There are so many defining moments in this novel. And not only in the actual time the novel takes place (I mean from January 6th 1482 and right to the end) - there are events shaping the heroes' destinies which happen long before that. The moment I would probably pick in the actual time frame of "Notre Dame de Paris" is a moment in the "Of the Result of Launching a String of Seven Oaths in a Public Square" chapter, when Phoebus, fed up with Fleur-de-Lys, her mom and her friends, starts swearing loudly outside the Gondelaurier mansion. Then Jehan hears him, calls him by his name, Claude hears that fateful name and, well, you know the rest. It's just before the stabbing scene.
silverwhistle: Unicorn Ladysilverwhistle on February 1st, 2010 05:27 pm (UTC)
Yes, it's where all the pieces fit together.
Reid: esmeraldaladybastet92 on February 1st, 2010 08:44 pm (UTC)
I don't think there is a single defining moment that changes everything. Like I mentioned in the last discussion, all the characters had moments where they could have made things right again. And besides, very rarely in life is there one defining moment; it's more made up of a series of events and realizations.

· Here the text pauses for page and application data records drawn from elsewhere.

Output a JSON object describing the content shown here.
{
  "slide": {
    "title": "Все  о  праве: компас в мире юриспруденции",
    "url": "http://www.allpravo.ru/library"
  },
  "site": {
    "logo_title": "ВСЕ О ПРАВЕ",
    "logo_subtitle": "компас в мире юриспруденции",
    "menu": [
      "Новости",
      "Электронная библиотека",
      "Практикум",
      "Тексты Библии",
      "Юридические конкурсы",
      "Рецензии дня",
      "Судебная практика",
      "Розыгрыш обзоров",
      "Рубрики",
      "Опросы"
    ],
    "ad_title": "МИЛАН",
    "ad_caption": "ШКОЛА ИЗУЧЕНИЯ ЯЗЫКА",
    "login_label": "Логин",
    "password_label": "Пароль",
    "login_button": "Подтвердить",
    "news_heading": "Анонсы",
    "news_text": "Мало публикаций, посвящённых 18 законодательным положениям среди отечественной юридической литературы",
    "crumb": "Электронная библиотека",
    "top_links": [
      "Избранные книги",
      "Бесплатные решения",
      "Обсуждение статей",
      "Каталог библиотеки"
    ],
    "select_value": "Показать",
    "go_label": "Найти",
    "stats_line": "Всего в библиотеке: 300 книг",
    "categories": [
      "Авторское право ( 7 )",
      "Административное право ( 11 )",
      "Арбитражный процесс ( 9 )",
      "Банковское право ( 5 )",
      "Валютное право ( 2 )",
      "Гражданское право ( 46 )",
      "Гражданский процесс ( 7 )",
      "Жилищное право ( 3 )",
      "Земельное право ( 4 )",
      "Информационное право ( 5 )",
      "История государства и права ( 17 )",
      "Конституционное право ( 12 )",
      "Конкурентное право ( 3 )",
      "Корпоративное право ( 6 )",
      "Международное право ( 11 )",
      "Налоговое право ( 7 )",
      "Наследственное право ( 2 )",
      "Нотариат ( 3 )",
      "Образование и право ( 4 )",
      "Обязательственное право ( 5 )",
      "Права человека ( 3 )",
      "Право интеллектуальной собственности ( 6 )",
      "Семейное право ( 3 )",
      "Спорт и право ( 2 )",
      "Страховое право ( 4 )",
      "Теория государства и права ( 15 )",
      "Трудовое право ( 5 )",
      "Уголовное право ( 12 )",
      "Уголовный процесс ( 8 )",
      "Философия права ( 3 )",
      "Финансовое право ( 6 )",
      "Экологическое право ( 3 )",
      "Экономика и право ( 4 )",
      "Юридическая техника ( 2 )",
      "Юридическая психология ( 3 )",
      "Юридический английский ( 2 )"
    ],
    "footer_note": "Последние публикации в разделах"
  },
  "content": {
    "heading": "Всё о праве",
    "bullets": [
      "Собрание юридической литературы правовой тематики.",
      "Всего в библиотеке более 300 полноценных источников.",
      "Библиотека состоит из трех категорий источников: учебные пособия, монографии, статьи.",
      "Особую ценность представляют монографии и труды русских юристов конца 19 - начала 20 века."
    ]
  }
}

Probably the most significant however is when Frollo orders Quasimodo to capture Esmeralda (it gets the plot of the novel rolling), Esmeralda denying Frollo in her cell (she made the emotional choice, not the rational one), Quasimodo saving Esmeralda (but when you think about it, it really didn't change the fates of the characters too much in the end), and Esmeralda crying out Phoebus' name when she's in her mother's cell (she was so damn close).
✖ Bleed Peroxide ✖bleed_peroxide on February 2nd, 2010 04:49 am (UTC)
That's true - everything does seem to snowball, one event after another.

Ahh, the infamous "capture her" scene. That was when the shit really seemed to hit the fan, didn't it? :|
doink-chan: HoNDdoinkies on February 1st, 2010 11:54 pm (UTC)
The defining moments I would pick are:

- Frollo seeing Esmeralda dance in the square
- Frollo ordering Quasimodo to capture Esmeralda (thus having her meet Phoebus)
- when Esme yells for Phoebus in her mother's cell (if that doink had just been quiet...orz)
✖ Bleed Peroxide ✖bleed_peroxide on February 2nd, 2010 04:50 am (UTC)
I agree with all of these! All three are such major moments that, at first, don't seem to be that important. Oh Hugo, how you deceive us.

when Esme yells for Phoebus in her mother's cell (if that doink had just been quiet...orz)

OH MY GOD, I KNOW. I facepalmed IRL when I read that D:
Эстелла Уильямовна Блэкestella_of_hope on February 2nd, 2010 03:53 pm (UTC)
I don't think so. Remember - the choice. They could change their deeds and - of course - everything how it turned out in every little part of the novel.